### What you should do:
The lines to find are those in the entries that hold the word "Domain"; copy every one of them.

### Record extracts:

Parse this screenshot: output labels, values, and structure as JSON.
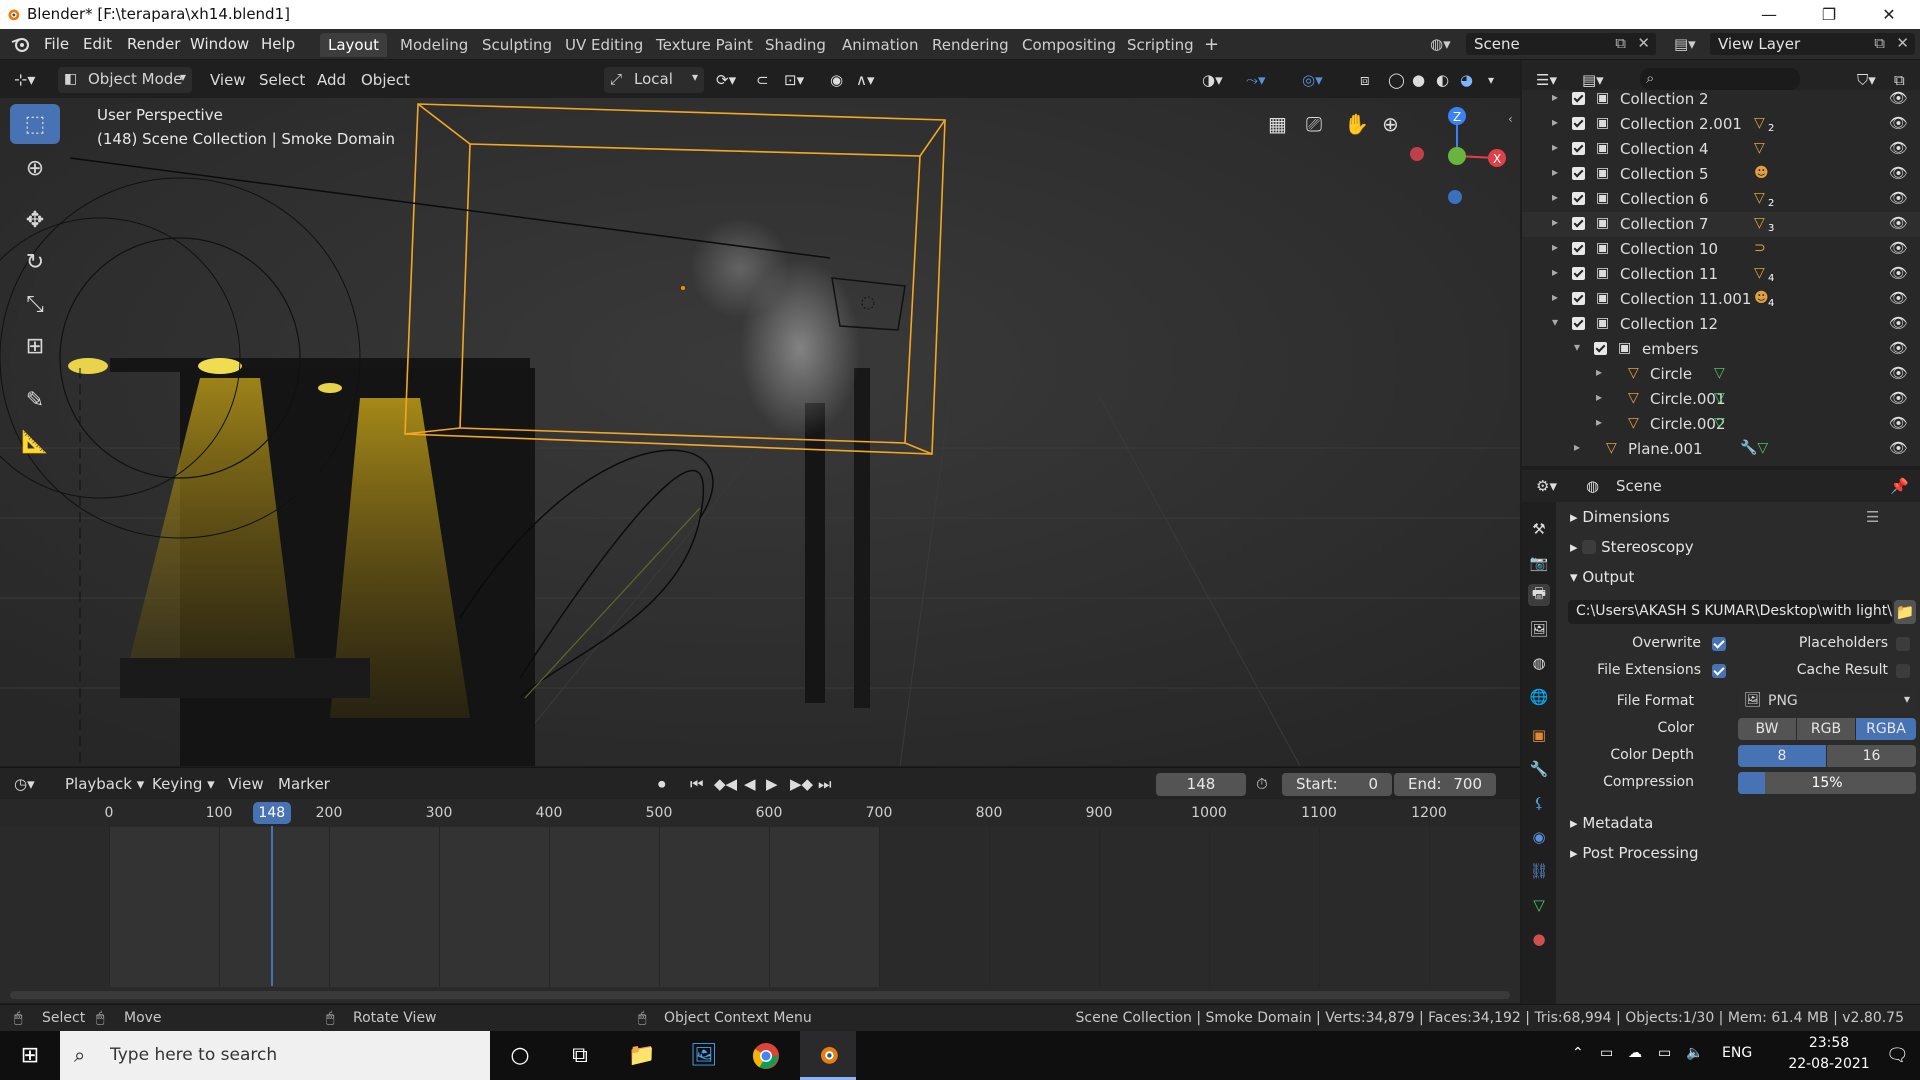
{
  "window": {
    "title": "Blender* [F:\\terapara\\xh14.blend1]",
    "minimize": "—",
    "maximize": "❐",
    "close": "✕"
  },
  "menu": {
    "items": [
      "File",
      "Edit",
      "Render",
      "Window",
      "Help"
    ]
  },
  "workspaces": [
    "Layout",
    "Modeling",
    "Sculpting",
    "UV Editing",
    "Texture Paint",
    "Shading",
    "Animation",
    "Rendering",
    "Compositing",
    "Scripting"
  ],
  "scene_field": "Scene",
  "view_layer_field": "View Layer",
  "viewport_header": {
    "mode": "Object Mode",
    "view": "View",
    "select": "Select",
    "add": "Add",
    "object": "Object",
    "transform_orientation": "Local"
  },
  "viewport": {
    "perspective": "User Perspective",
    "info": "(148) Scene Collection | Smoke Domain"
  },
  "timeline": {
    "playback": "Playback",
    "keying": "Keying",
    "view": "View",
    "marker": "Marker",
    "current_frame": "148",
    "start_label": "Start:",
    "start": "0",
    "end_label": "End:",
    "end": "700",
    "ticks": [
      "0",
      "100",
      "200",
      "300",
      "400",
      "500",
      "600",
      "700",
      "800",
      "900",
      "1000",
      "1100",
      "1200"
    ],
    "frame_badge": "148",
    "current_frame_value": 148,
    "end_frame_value": 700
  },
  "statusbar": {
    "select": "Select",
    "move": "Move",
    "rotate": "Rotate View",
    "context": "Object Context Menu",
    "info": "Scene Collection | Smoke Domain | Verts:34,879 | Faces:34,192 | Tris:68,994 | Objects:1/30 | Mem: 61.4 MB | v2.80.75"
  },
  "outliner": {
    "rows": [
      {
        "label": "Collection 2",
        "level": 0
      },
      {
        "label": "Collection 2.001",
        "level": 0
      },
      {
        "label": "Collection 4",
        "level": 0
      },
      {
        "label": "Collection 5",
        "level": 0
      },
      {
        "label": "Collection 6",
        "level": 0
      },
      {
        "label": "Collection 7",
        "level": 0
      },
      {
        "label": "Collection 10",
        "level": 0
      },
      {
        "label": "Collection 11",
        "level": 0
      },
      {
        "label": "Collection 11.001",
        "level": 0
      },
      {
        "label": "Collection 12",
        "level": 0
      },
      {
        "label": "embers",
        "level": 1
      },
      {
        "label": "Circle",
        "level": 2
      },
      {
        "label": "Circle.001",
        "level": 2
      },
      {
        "label": "Circle.002",
        "level": 2
      },
      {
        "label": "Plane.001",
        "level": 1
      }
    ],
    "badges": [
      "2",
      "2",
      "3",
      "4",
      "2",
      "4",
      "2"
    ]
  },
  "properties": {
    "context": "Scene",
    "panels": {
      "dimensions": "Dimensions",
      "stereoscopy": "Stereoscopy",
      "output": "Output",
      "metadata": "Metadata",
      "post_processing": "Post Processing"
    },
    "output_path": "C:\\Users\\AKASH S KUMAR\\Desktop\\with light\\",
    "overwrite": "Overwrite",
    "placeholders": "Placeholders",
    "file_extensions": "File Extensions",
    "cache_result": "Cache Result",
    "file_format_label": "File Format",
    "file_format": "PNG",
    "color_label": "Color",
    "color_options": [
      "BW",
      "RGB",
      "RGBA"
    ],
    "color_selected": "RGBA",
    "depth_label": "Color Depth",
    "depth_options": [
      "8",
      "16"
    ],
    "depth_selected": "8",
    "compression_label": "Compression",
    "compression": "15%",
    "compression_value": 15
  },
  "taskbar": {
    "search_placeholder": "Type here to search",
    "lang": "ENG",
    "time": "23:58",
    "date": "22-08-2021"
  },
  "colors": {
    "accent": "#4772b3",
    "selection": "#f5a623",
    "light": "#e8d34a"
  }
}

### Task result:
    "info": "(148) Scene Collection | Smoke Domain"
    "info": "Scene Collection | Smoke Domain | Verts:34,879 | Faces:34,192 | Tris:68,994 | Objects:1/30 | Mem: 61.4 MB | v2.80.75"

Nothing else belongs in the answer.